I found inspiration from my grandparent’s wedding portrait from November of 1967, where my grandmother was wearing this darling yellow headband. It got me thinking of the current rising popularity of hair accessories today, and how hair accessories have fallen in and out of popularity throughout fashion history. With Blair Waldorf headband references popping up across nearly every fashion blog and pervading Instagram, as well as high fashion hair accessories coming off recent runway shows in the last year, hair accessories have once again been made desirable.
I not only found interest in my grandma’s wedding headband from an emotional perspective, but a historical context as well. I began researching 1960s style, and found a striking resemblance between my grandma’s wedding outfit and Cecil Beaton’s photograph of Twiggy for Vogue from the same year my grandparents were married, 1967. The short, A-line dress, the short hairstyle, and ballet flats are quite iconic of the time. At large, I began thinking of 60s style and the influence of Jackie Onassis Kennedy and the lasting impact she’s had on fashion history. Specifically within the realm of hair accessories, Jackie was fond of headscarves, especially silk Hèrmes scarves, to protect her hairstyle and elevate her outfits.
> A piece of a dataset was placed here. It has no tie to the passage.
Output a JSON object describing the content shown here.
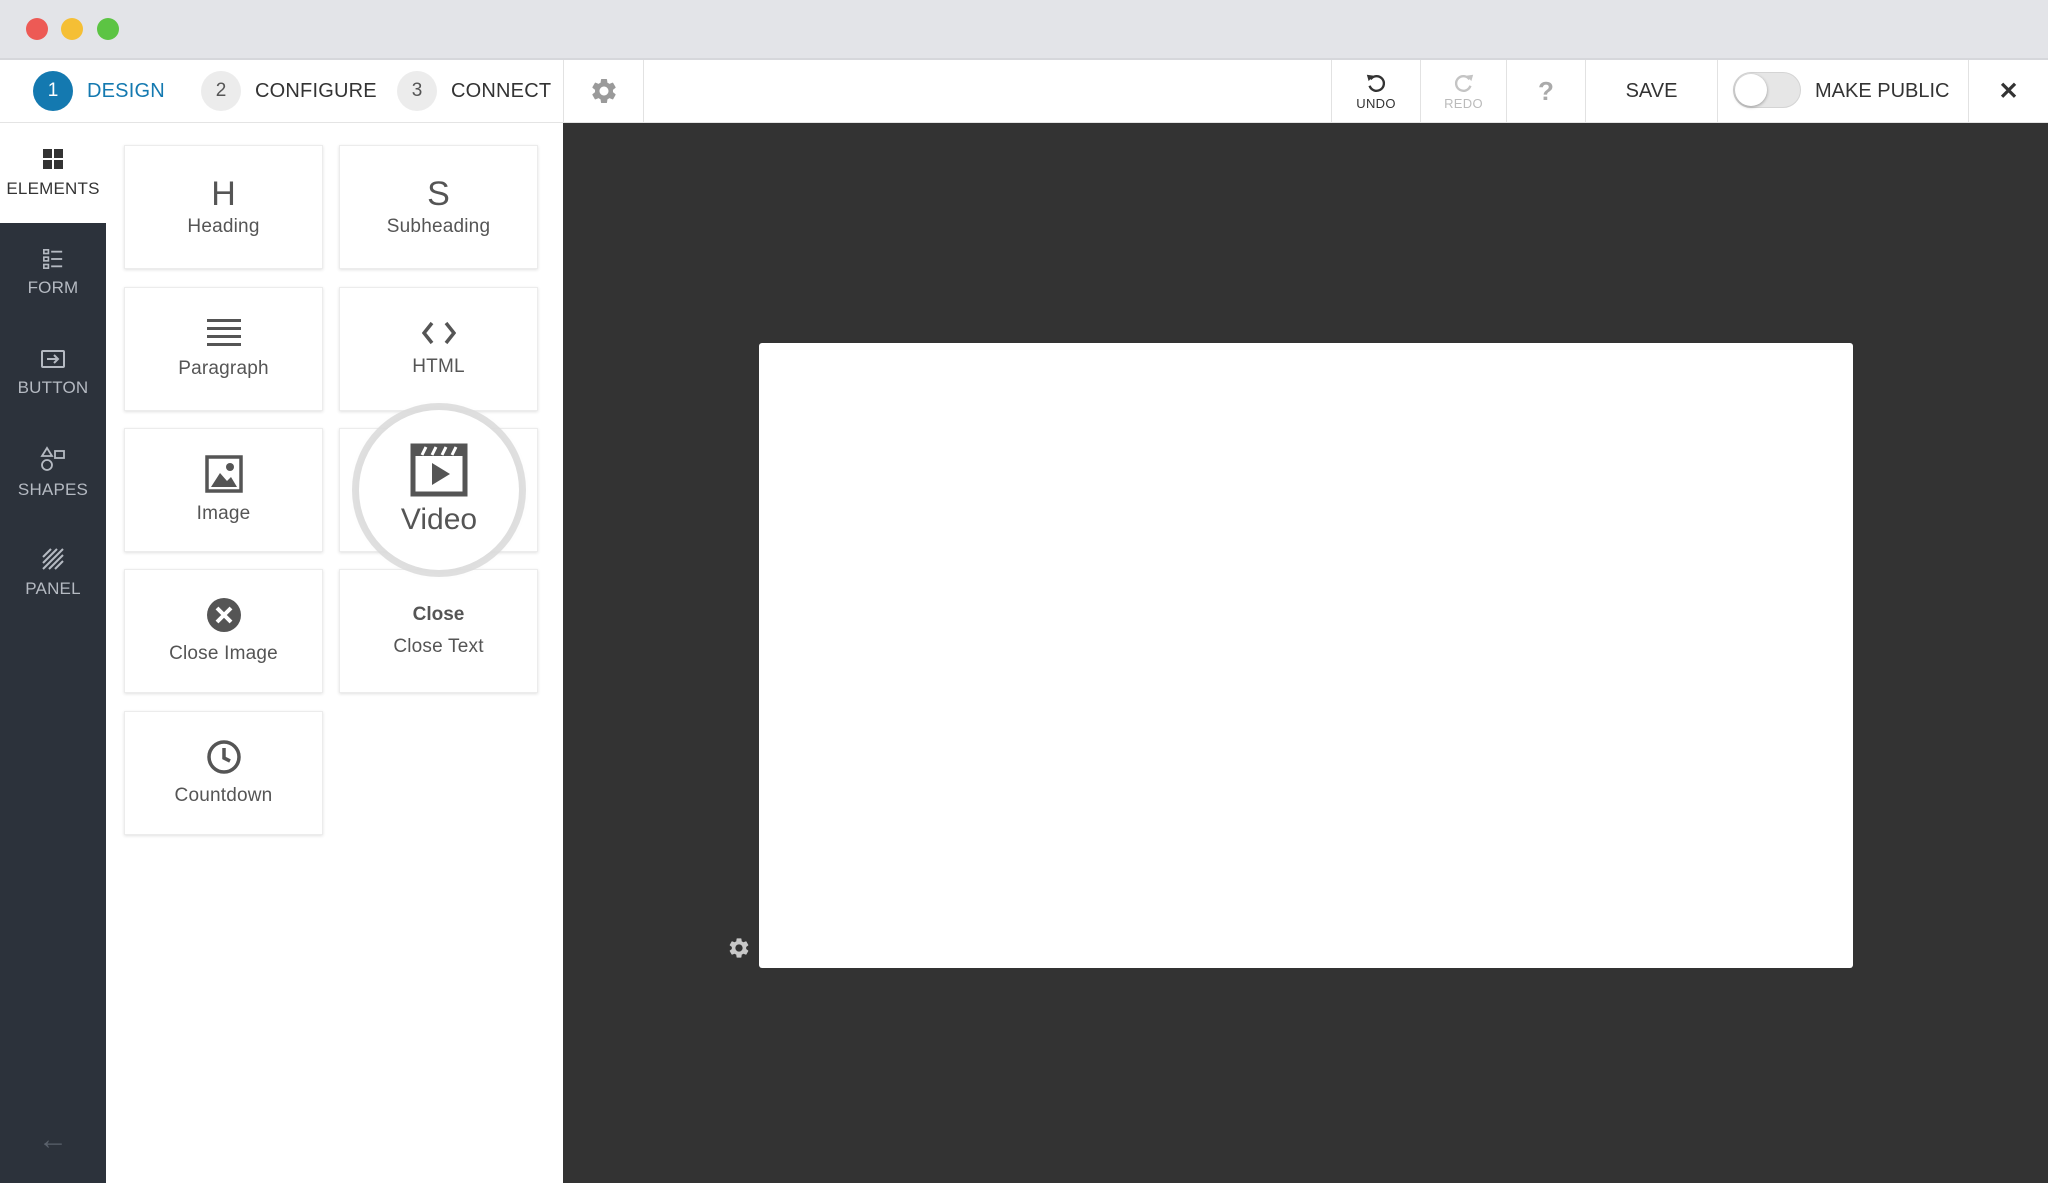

Both hair accessories and 60s/70s style are elements within fashion history I resonate with. As a child, I had a different headband for each day and coordinating ribbons for my ponytails. Further, I identify with the Twiggy-esque look and favor the classic, elegant look Jackie O’ set the standard for. Images of Jackie O’ evoke a strong narrative to me, and I feel like there’s so much to delve into from the lens of 60s/70s style from Jackie O’s lasting impact. For my final paper, I’m still weighing both options, of either analyzing hair accessories throughout fashion history, or analyzing 60s/70s style from the perspective of Jackie O.